**EXERCISE DETAILS:** Leave out the pictures and restate every entry word for word.

▼▼▼

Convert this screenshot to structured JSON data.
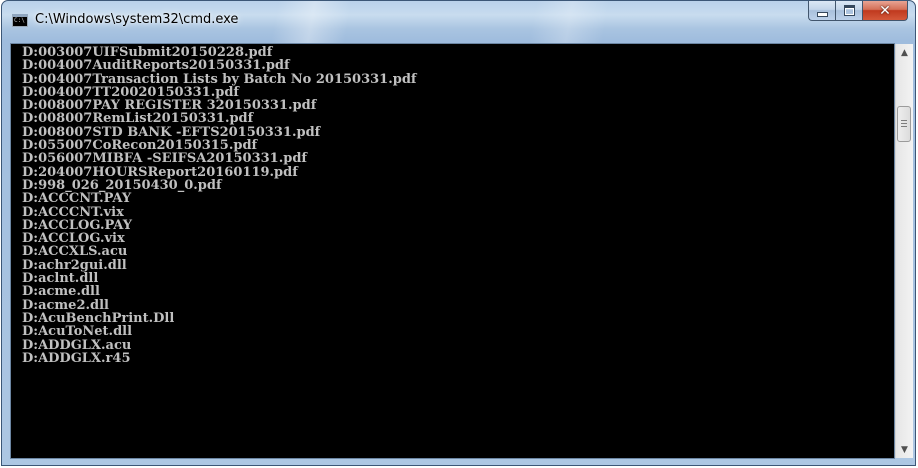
{
  "window": {
    "title": "C:\\Windows\\system32\\cmd.exe",
    "icon_text": "C:\\"
  },
  "caption": {
    "minimize": "",
    "maximize": "",
    "close": "✕"
  },
  "console": {
    "lines": [
      "D:003007UIFSubmit20150228.pdf",
      "D:004007AuditReports20150331.pdf",
      "D:004007Transaction Lists by Batch No 20150331.pdf",
      "D:004007TT20020150331.pdf",
      "D:008007PAY REGISTER 320150331.pdf",
      "D:008007RemList20150331.pdf",
      "D:008007STD BANK -EFTS20150331.pdf",
      "D:055007CoRecon20150315.pdf",
      "D:056007MIBFA -SEIFSA20150331.pdf",
      "D:204007HOURSReport20160119.pdf",
      "D:998_026_20150430_0.pdf",
      "D:ACCCNT.PAY",
      "D:ACCCNT.vix",
      "D:ACCLOG.PAY",
      "D:ACCLOG.vix",
      "D:ACCXLS.acu",
      "D:achr2gui.dll",
      "D:aclnt.dll",
      "D:acme.dll",
      "D:acme2.dll",
      "D:AcuBenchPrint.Dll",
      "D:AcuToNet.dll",
      "D:ADDGLX.acu",
      "D:ADDGLX.r45"
    ]
  },
  "scrollbar": {
    "up_arrow": "▲",
    "down_arrow": "▼"
  },
  "colors": {
    "console_bg": "#000000",
    "console_text": "#c0c0c0",
    "close_button": "#c7422a"
  }
}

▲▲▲

**RESPONSE TO THE TASK:**
Convert this screenshot to structured JSON data.
{
  "window": {
    "title": "C:\\Windows\\system32\\cmd.exe",
    "icon_text": "C:\\"
  },
  "caption": {
    "minimize": "",
    "maximize": "",
    "close": "✕"
  },
  "console": {
    "lines": [
      "D:003007UIFSubmit20150228.pdf",
      "D:004007AuditReports20150331.pdf",
      "D:004007Transaction Lists by Batch No 20150331.pdf",
      "D:004007TT20020150331.pdf",
      "D:008007PAY REGISTER 320150331.pdf",
      "D:008007RemList20150331.pdf",
      "D:008007STD BANK -EFTS20150331.pdf",
      "D:055007CoRecon20150315.pdf",
      "D:056007MIBFA -SEIFSA20150331.pdf",
      "D:204007HOURSReport20160119.pdf",
      "D:998_026_20150430_0.pdf",
      "D:ACCCNT.PAY",
      "D:ACCCNT.vix",
      "D:ACCLOG.PAY",
      "D:ACCLOG.vix",
      "D:ACCXLS.acu",
      "D:achr2gui.dll",
      "D:aclnt.dll",
      "D:acme.dll",
      "D:acme2.dll",
      "D:AcuBenchPrint.Dll",
      "D:AcuToNet.dll",
      "D:ADDGLX.acu",
      "D:ADDGLX.r45"
    ]
  },
  "scrollbar": {
    "up_arrow": "▲",
    "down_arrow": "▼"
  },
  "colors": {
    "console_bg": "#000000",
    "console_text": "#c0c0c0",
    "close_button": "#c7422a"
  }
}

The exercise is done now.